But in all of these billion-dollar — or trillion-dollar companies — one of them sticks out as a ‘bargain’ of sorts: Alphabet.
Alphabet’s money-making machine
Surprisingly, of all the Big Tech stocks mentioned above, Alphabet — Google’s parent company — appears to be lagging behind. With Apple, Amazon, and Microsoft all riding high in the trillion-dollar club, Google is simply knocking at the door with nobody willing to answer, with a market cap of roughly $950 billion.
It might also be feeling a bit left out of the Big Tech hype of late:
- Apple’s releasing a slew of new software.
- Facebook is in the midst of an advertising boycott.
- Amazon is swiftly taking over the world as the dominant e-commerce force.
- Netflix is everyone’s go-to in lockdown.
- And finally, even Microsoft Teams is crushing it with its at-home work clientele.
It’s almost as if investors have forgotten about Google amidst all the madness, but never forget, that this is a money-making machine. Even when it feared a slowdown due to the coronavirus, Google still soared according to its Q1 earnings report. Earnings came in at an impressive $9.87 per share on revenue of $41.16 billion with cloud revenue jumping to $2.78 billion and YouTube revenue grew 33% to $4.04 billion.
CEO Sundar Pichai said that usage of search, YouTube, and other apps and services was significantly higher as people looked for information on the coronavirus pandemic. Even in the midst of a pandemic, Google is keeping on top of things.
What about advertising?
There is one issue of the current war on advertising as companies begin boycotting social media advertising. Google, which accounted for 31.6% of all digital ad spend in the U.S. in 2019, is probably quite worried about this trend.
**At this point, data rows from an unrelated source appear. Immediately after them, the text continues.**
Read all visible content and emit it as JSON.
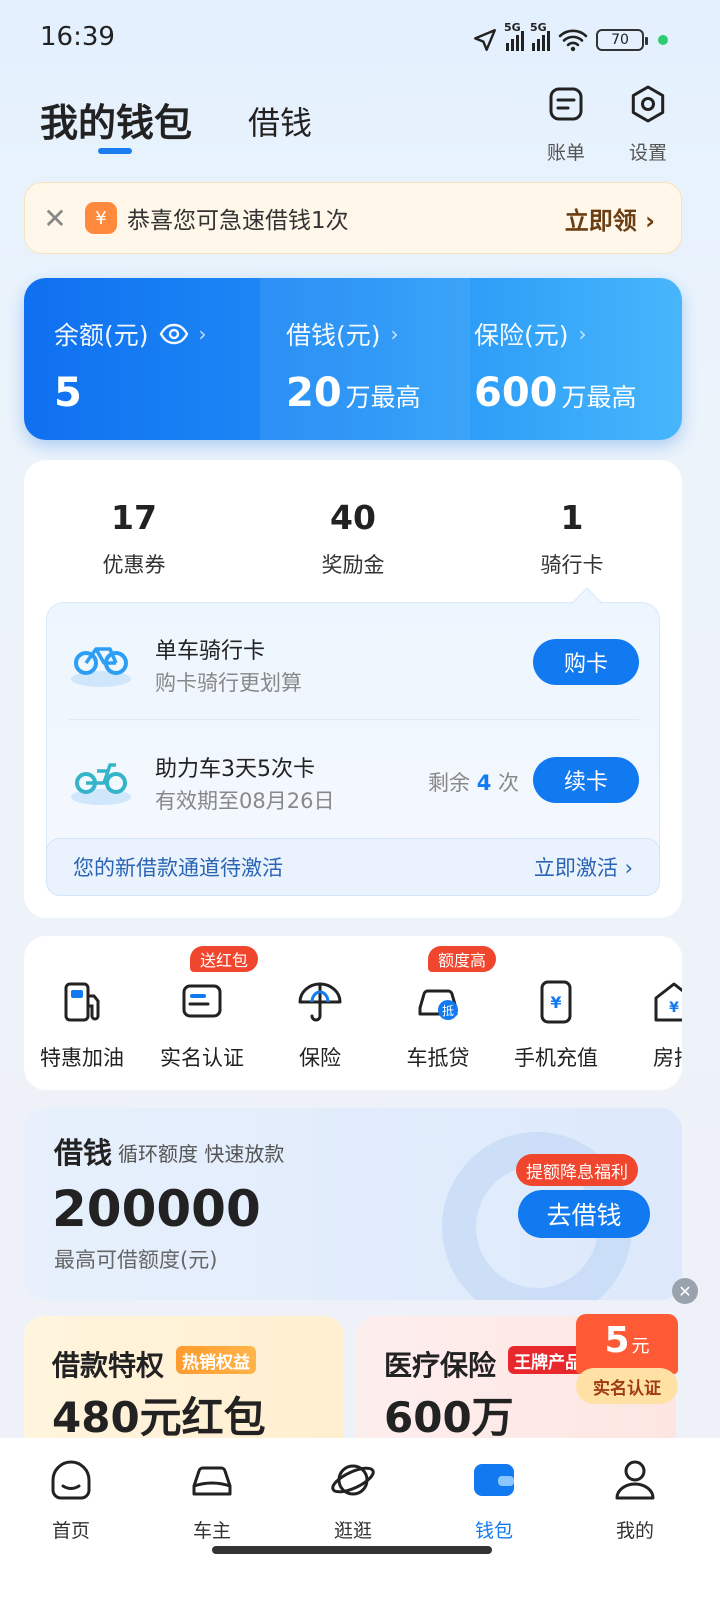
{
  "status_bar": {
    "time": "16:39",
    "network_1": "5G",
    "network_2": "5G",
    "battery": "70"
  },
  "header": {
    "tab_wallet": "我的钱包",
    "tab_borrow": "借钱",
    "bill_label": "账单",
    "settings_label": "设置"
  },
  "notice": {
    "message": "恭喜您可急速借钱1次",
    "cta": "立即领"
  },
  "summary": {
    "balance_label": "余额(元)",
    "balance_value": "5",
    "borrow_label": "借钱(元)",
    "borrow_value": "20",
    "borrow_unit": "万最高",
    "insurance_label": "保险(元)",
    "insurance_value": "600",
    "insurance_unit": "万最高"
  },
  "stats": [
    {
      "value": "17",
      "label": "优惠券"
    },
    {
      "value": "40",
      "label": "奖励金"
    },
    {
      "value": "1",
      "label": "骑行卡"
    }
  ],
  "ride_cards": [
    {
      "title": "单车骑行卡",
      "subtitle": "购卡骑行更划算",
      "button": "购卡"
    },
    {
      "title": "助力车3天5次卡",
      "subtitle": "有效期至08月26日",
      "remain_prefix": "剩余",
      "remain_count": "4",
      "remain_suffix": "次",
      "button": "续卡"
    }
  ],
  "activate": {
    "text": "您的新借款通道待激活",
    "cta": "立即激活"
  },
  "services": [
    {
      "label": "特惠加油",
      "icon": "fuel-pump-icon"
    },
    {
      "label": "实名认证",
      "icon": "id-card-icon",
      "badge": "送红包"
    },
    {
      "label": "保险",
      "icon": "umbrella-icon"
    },
    {
      "label": "车抵贷",
      "icon": "car-loan-icon",
      "badge": "额度高"
    },
    {
      "label": "手机充值",
      "icon": "phone-topup-icon"
    },
    {
      "label": "房抵",
      "icon": "house-loan-icon"
    }
  ],
  "loan": {
    "title": "借钱",
    "tags": "循环额度 快速放款",
    "amount": "200000",
    "subtitle": "最高可借额度(元)",
    "badge": "提额降息福利",
    "button": "去借钱"
  },
  "promos": [
    {
      "title": "借款特权",
      "tag": "热销权益",
      "value": "480元红包"
    },
    {
      "title": "医疗保险",
      "tag": "王牌产品",
      "value": "600万"
    }
  ],
  "coupon": {
    "amount": "5",
    "unit": "元",
    "label": "实名认证"
  },
  "bottom_nav": [
    {
      "label": "首页",
      "icon": "home-icon"
    },
    {
      "label": "车主",
      "icon": "car-icon"
    },
    {
      "label": "逛逛",
      "icon": "planet-icon"
    },
    {
      "label": "钱包",
      "icon": "wallet-icon",
      "active": true
    },
    {
      "label": "我的",
      "icon": "person-icon"
    }
  ],
  "colors": {
    "accent": "#127af0",
    "badge_red": "#f0462e",
    "active_nav": "#127af0"
  }
}
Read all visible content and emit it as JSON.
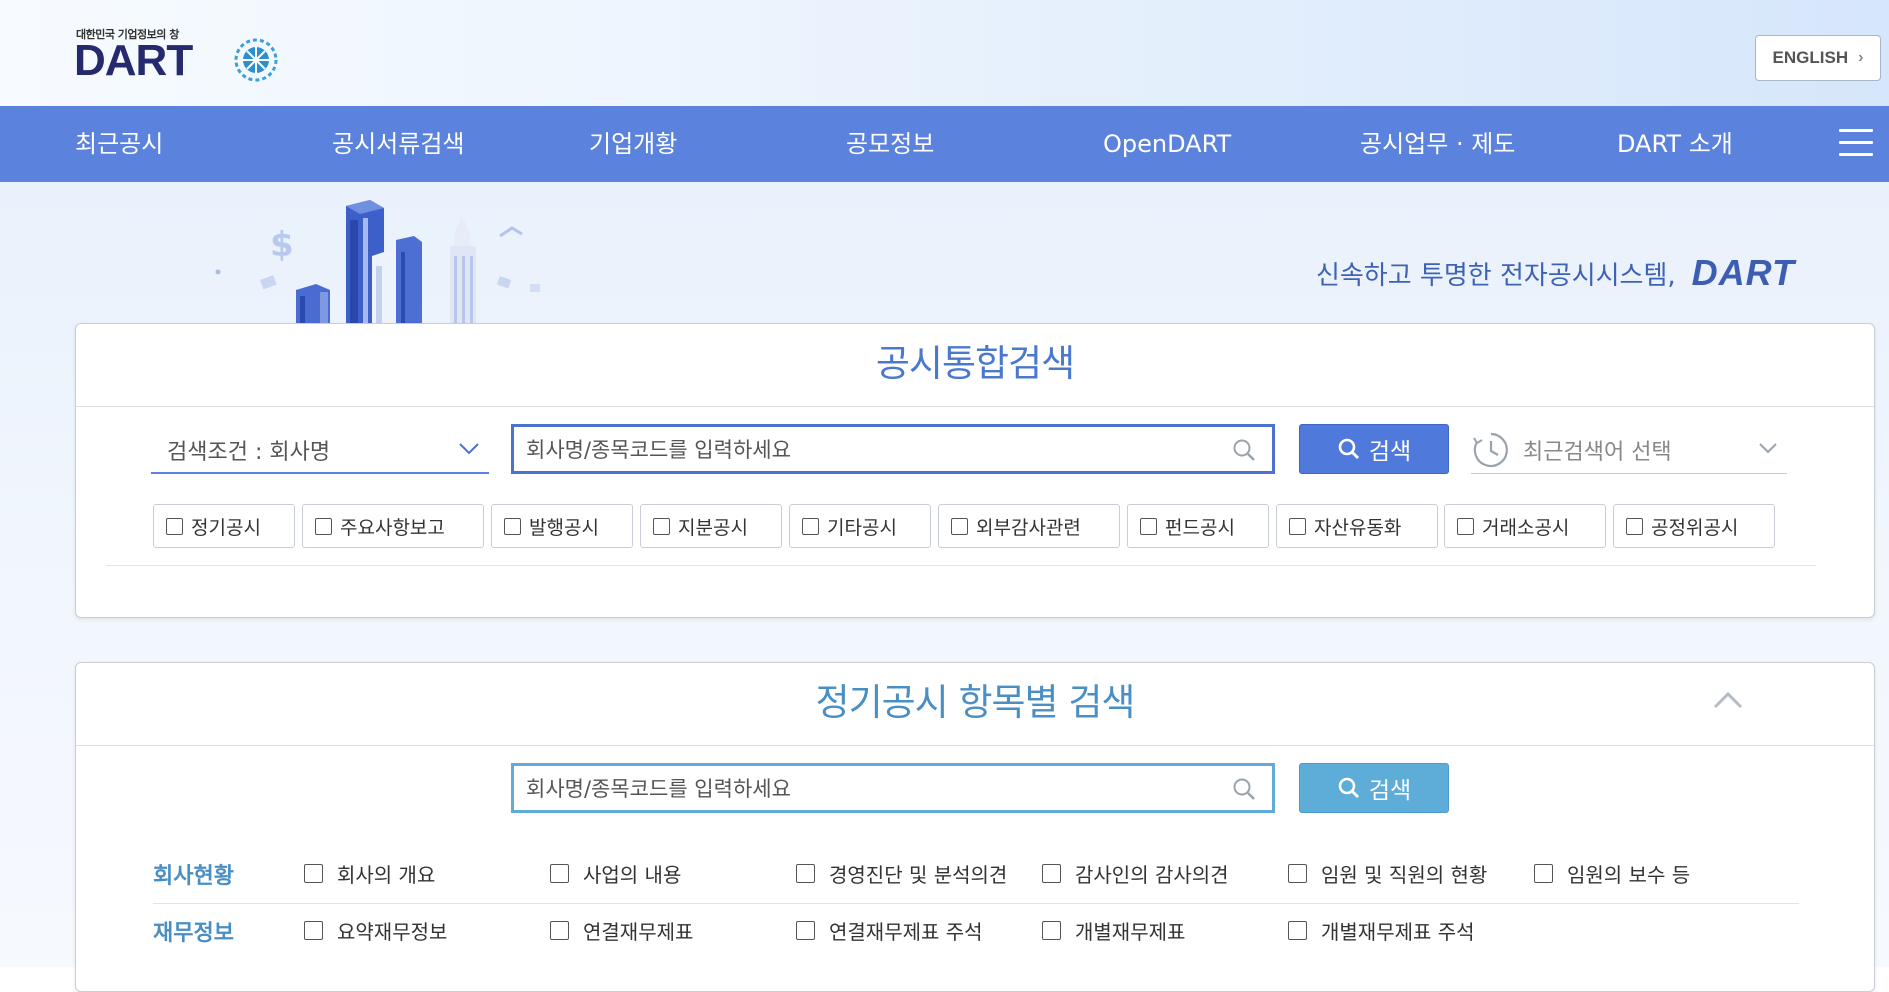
{
  "header": {
    "logo_tagline": "대한민국 기업정보의 창",
    "logo_text": "DART",
    "english_button": "ENGLISH"
  },
  "nav": {
    "items": [
      "최근공시",
      "공시서류검색",
      "기업개황",
      "공모정보",
      "OpenDART",
      "공시업무 · 제도",
      "DART 소개"
    ]
  },
  "hero": {
    "slogan": "신속하고 투명한 전자공시시스템,",
    "slogan_brand": "DART"
  },
  "integrated_search": {
    "title": "공시통합검색",
    "condition_label": "검색조건 : 회사명",
    "input_placeholder": "회사명/종목코드를 입력하세요",
    "search_button": "검색",
    "recent_placeholder": "최근검색어 선택",
    "filters": [
      "정기공시",
      "주요사항보고",
      "발행공시",
      "지분공시",
      "기타공시",
      "외부감사관련",
      "펀드공시",
      "자산유동화",
      "거래소공시",
      "공정위공시"
    ]
  },
  "periodic_search": {
    "title": "정기공시 항목별 검색",
    "input_placeholder": "회사명/종목코드를 입력하세요",
    "search_button": "검색",
    "categories": [
      {
        "label": "회사현황",
        "items": [
          "회사의 개요",
          "사업의 내용",
          "경영진단 및 분석의견",
          "감사인의 감사의견",
          "임원 및 직원의 현황",
          "임원의 보수 등"
        ]
      },
      {
        "label": "재무정보",
        "items": [
          "요약재무정보",
          "연결재무제표",
          "연결재무제표 주석",
          "개별재무제표",
          "개별재무제표 주석"
        ]
      }
    ]
  },
  "colors": {
    "nav_bg": "#5b82dc",
    "primary_button": "#4f7adb",
    "secondary_button": "#5eadd9",
    "title_blue": "#4a78cf"
  }
}
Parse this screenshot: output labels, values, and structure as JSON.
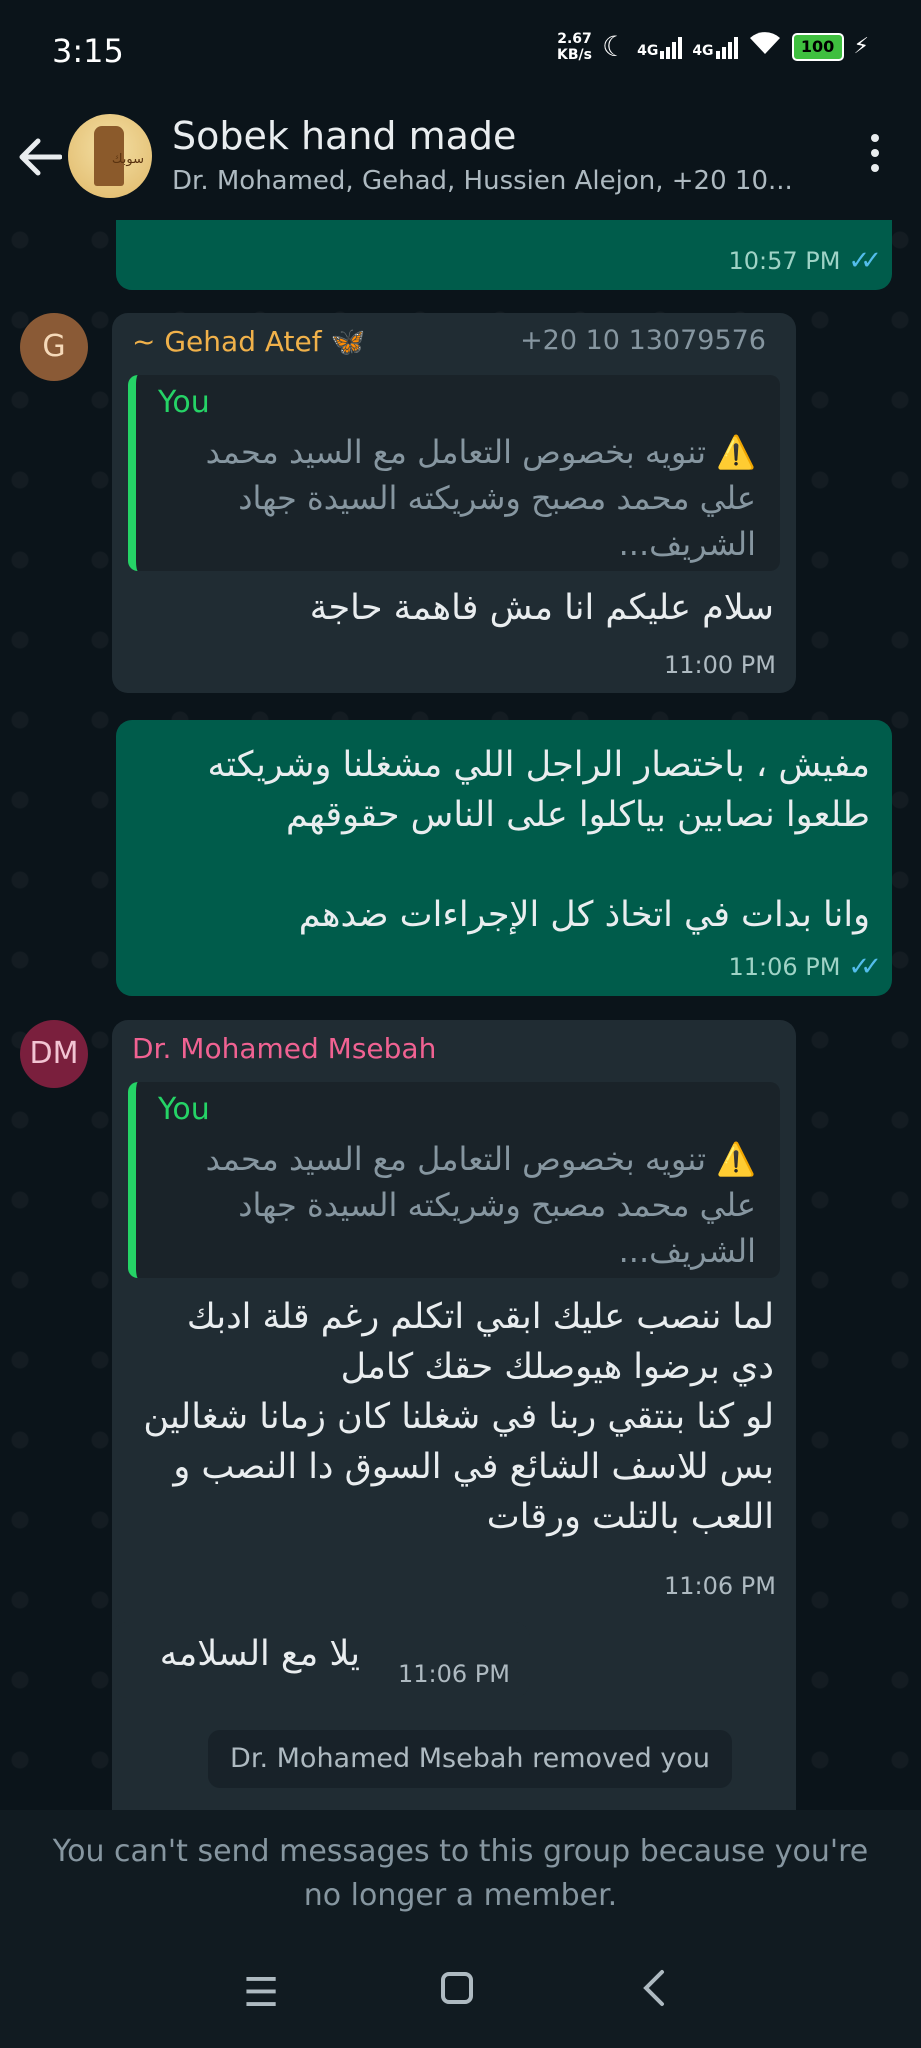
{
  "status": {
    "time": "3:15",
    "net_speed_value": "2.67",
    "net_speed_unit": "KB/s",
    "sim1_label": "4G",
    "sim2_label": "4G",
    "battery": "100"
  },
  "header": {
    "title": "Sobek hand made",
    "subtitle": "Dr. Mohamed, Gehad, Hussien Alejon, +20 10...",
    "avatar_text": "سوبك"
  },
  "messages": {
    "m1": {
      "time": "10:57 PM"
    },
    "m2": {
      "avatar_initial": "G",
      "sender": "~ Gehad Atef 🦋",
      "phone": "+20 10 13079576",
      "quote_name": "You",
      "quote_text": "تنويه بخصوص التعامل مع السيد محمد علي محمد مصبح وشريكته السيدة جهاد الشريف...",
      "quote_icon": "warning-icon",
      "text": "سلام عليكم انا مش فاهمة حاجة",
      "time": "11:00 PM"
    },
    "m3": {
      "text": "مفيش ، باختصار الراجل اللي مشغلنا وشريكته طلعوا نصابين بياكلوا على الناس حقوقهم\n\nوانا بدات في اتخاذ كل الإجراءات ضدهم",
      "time": "11:06 PM"
    },
    "m4": {
      "avatar_initial": "DM",
      "sender": "Dr. Mohamed Msebah",
      "quote_name": "You",
      "quote_text": "تنويه بخصوص التعامل مع السيد محمد علي محمد مصبح وشريكته السيدة جهاد الشريف...",
      "quote_icon": "warning-icon",
      "text": "لما ننصب عليك ابقي اتكلم رغم قلة ادبك دي برضوا هيوصلك حقك كامل\nلو كنا بنتقي ربنا في شغلنا كان زمانا شغالين بس للاسف الشائع في السوق دا النصب و اللعب بالتلت ورقات",
      "time": "11:06 PM"
    },
    "m5": {
      "text": "يلا مع السلامه",
      "time": "11:06 PM"
    }
  },
  "system_message": "Dr. Mohamed Msebah removed you",
  "footer_notice": "You can't send messages to this group because you're no longer a member.",
  "colors": {
    "outgoing_bubble": "#005c4b",
    "incoming_bubble": "#202c33",
    "accent_green": "#25d366",
    "read_ticks": "#53bdeb",
    "gehad_name": "#f0b14a",
    "mohamed_name": "#f06292"
  }
}
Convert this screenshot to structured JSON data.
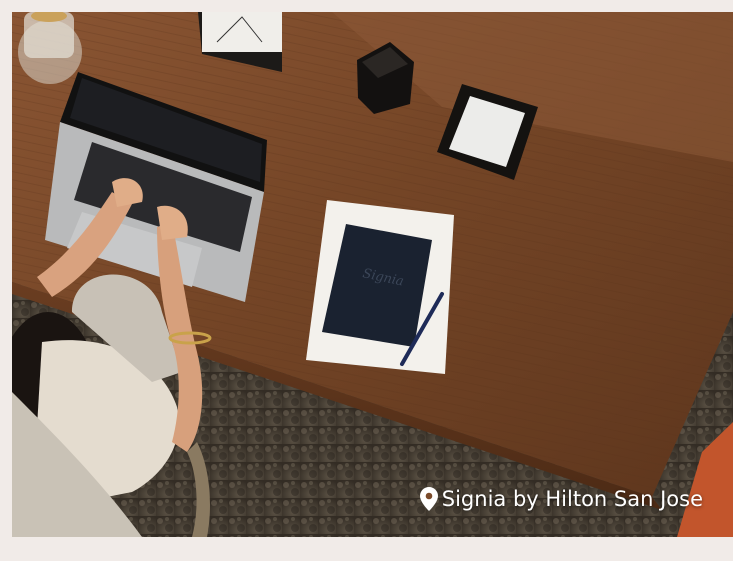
{
  "photo": {
    "scene": "overhead-view-woman-working-at-laptop-on-wooden-desk",
    "caption_icon": "location-pin-icon",
    "caption": "Signia by Hilton San Jose"
  },
  "colors": {
    "background": "#f1ebe8",
    "desk_wood": "#7a4a2a",
    "caption_text": "#ffffff"
  }
}
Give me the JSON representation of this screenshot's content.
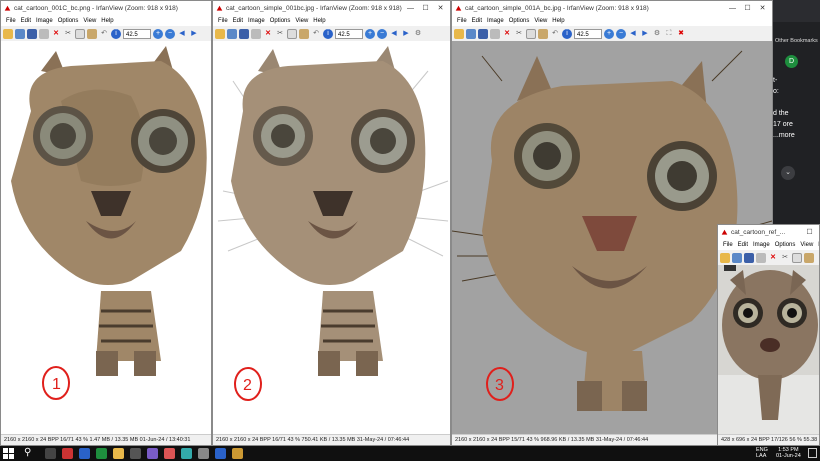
{
  "menu": [
    "File",
    "Edit",
    "Image",
    "Options",
    "View",
    "Help"
  ],
  "colors": {
    "desktop": "#1b1b1b",
    "viewer_white": "#ffffff",
    "viewer_gray": "#a2a2a2",
    "annotation_red": "#e0201c",
    "chrome_dark": "#202124"
  },
  "windows": [
    {
      "title": "cat_cartoon_001C_bc.png - IrfanView (Zoom: 918 x 918)",
      "zoom": "42.5",
      "status": "2160 x 2160 x 24 BPP   16/71   43 %   1.47 MB / 13.35 MB   01-Jun-24 / 13:40:31",
      "label": "1"
    },
    {
      "title": "cat_cartoon_simple_001bc.jpg - IrfanView (Zoom: 918 x 918)",
      "zoom": "42.5",
      "status": "2160 x 2160 x 24 BPP   16/71   43 %   750.41 KB / 13.35 MB   31-May-24 / 07:46:44",
      "label": "2"
    },
    {
      "title": "cat_cartoon_simple_001A_bc.jpg - IrfanView (Zoom: 918 x 918)",
      "zoom": "42.5",
      "status": "2160 x 2160 x 24 BPP   15/71   43 %   968.96 KB / 13.35 MB   31-May-24 / 07:46:44",
      "label": "3"
    },
    {
      "title": "cat_cartoon_ref_...",
      "zoom": "",
      "status": "428 x 696 x 24 BPP   17/126   56 %   55.38 KB"
    }
  ],
  "browser": {
    "bookmarks_label": "Other Bookmarks",
    "avatar_letter": "D",
    "text_lines": [
      "t-",
      "o:",
      "",
      "d the",
      "17 ore",
      "...more"
    ]
  },
  "taskbar": {
    "lang_1": "ENG",
    "lang_2": "LAA",
    "time": "1:53 PM",
    "date": "01-Jun-24"
  }
}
Recent reports have proposed that Google’s ad revenue could drop as much as 5.3% in 2020 already, due to a cut in spending thanks to COVID-19 damage. Companies like Booking.com (NASDAQ: BKNG), TripAdvisor (NASDAQ: TRIP) and Expedia (NASDAQ: EXPE) have traditionally spent heavily on Google Search ads in the past, however, the industry has been upended in the past few months, and the recent surge in cases among states that have reopened does not bode well for those which make up some of Google’s best customers.
However, we will have to wait and see just how bad the effects on spending will be, but it will not be make-or-break for Google. The company controls 90% of the world’s search engine market share, an incredible feat that has made it one of the most recognized brands on the planet and allowed it to pivot into e-commerce, cloud computing, autonomous vehicles, and so much more. This monopoly also makes it invaluable to customers who need their advertising platform.
So, why Alphabet and not the rest?
Simply put, Alphabet might be the best ‘bargain’ of all the stable Big Tech stocks. With the coronavirus affecting its revenue stream, the company has shown it can adapt and rely on other growing revenue streams. While the likes of Amazon and Apple may seem more appealing right now, to me, Google has got a bit more upside potential in the short-term and is just as strong investment in the long-term. If I could invest $1,000 in just one of the Big Tech companies right now, it would be Google.
MyWallSt operates a full disclosure policy. MyWallSt staff currently hold long positions in companies mentioned above. Read our full disclosure policy here.
Editor at MyWallSt
Jamie is the Content Editor here at MyWallSt. His favorite stock is Apple, which is also the first stock he ever bought. Jamie is not only a big fan of its products, but he believes that the tech giant has a whole lot more to give the world, and hasn't even scraped the surface of its potential.